What have you learned from Conflict Minerals reporting this year? Aside from the painstakingly long, arduous journey that it may have been, is there anything that you may want to know for next year? As many compliance professionals close their books after this year’s first obligatory year of reporting, many of you are probably beginning to gear up for next year’s batch as well. How will you better prepare yourself for this grueling process?
The compliance process can be broken down into roughly five steps: regulatory assessment, compliance plan creation, setting up software, communicating with suppliers, and finally the reporting process. This entire process requires the recoupling and integration of multiple divisions of a company, ranging from legal departments to quality assurance and supply chain management professionals; depending on the size of your institution and the particular industry you may be present in, these categories may grow or shrink in size, but the need for them is still eminent.
Despite two years of this regulation occurring, many compliance professionals are left with the same question: what’s next? Although the SEC has not released formal guidance in response to the last two years, other groups have taken to the stage to serve as a facilitating catalyst in this difficult process. One group that has done this is Amnesty International, whose Global Witness’ report, “Digging for Transparency: How U.S. Companies Are Only Scratching the Surface of Conflict Minerals Reporting” urges companies to follow these steps in order to fulfill the OECD’s original five steps for successful implementation:

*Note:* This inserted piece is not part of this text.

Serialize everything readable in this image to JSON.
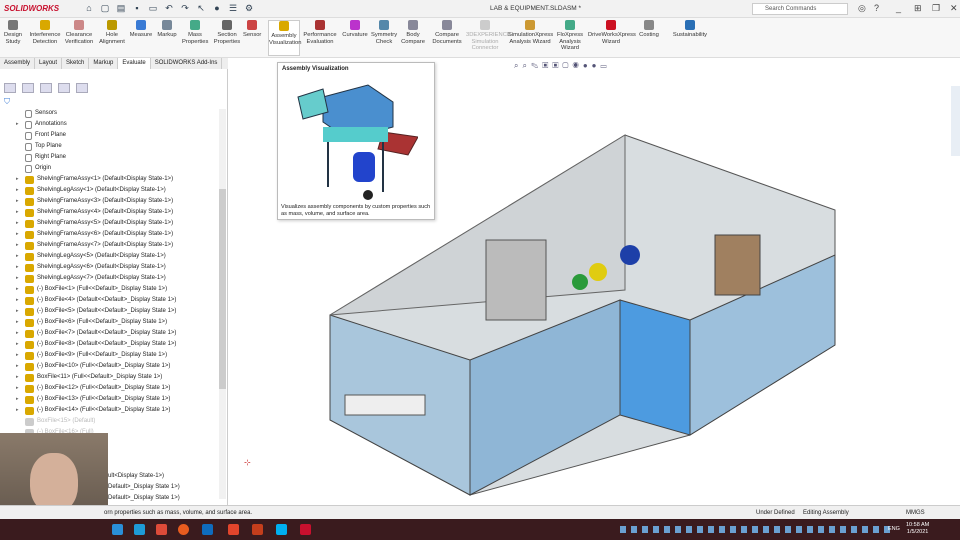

- “Increase response rates from suppliers by following up with uncooperative suppliers, providing suppliers with conflict minerals training materials and, where necessary, amending contracts;
- Directly engage with identified smelters and refiners in their supply chain to better understand a mineral’s chain of custody;
- Review the due diligence efforts their metal processors undertake in their own supply chains;
- Provide specific examples of identified supply chain risks in their Conflict Minerals Reports;
- Develop a robust risk mitigation and management process to ensure they effectively assess supply chain risks and demonstrate the implementation of those processes in their Conflict Minerals Reports; and
- Carry out independent private sector audits of their due diligence measures, regardless of their products’ conflict status.”
Conflict Minerals reporting is here to stay, spreading widely across the globe. Just recently, the European Union made a “surprise” passing of legislation that stipulates similar guidelines for Conflict Minerals as does in the United States. The aim of such legislation is to support the creation of transparent, socially responsible businesses throughout the entire supply chain. In adhering to such guidelines and safeguards, the process of Conflict Minerals reporting is more easily made transparent, compounding on previous applications. Without the application of such socially responsible, transparent laws, corporate social responsibility will cease to make the strides needed to ensure a sustainable future.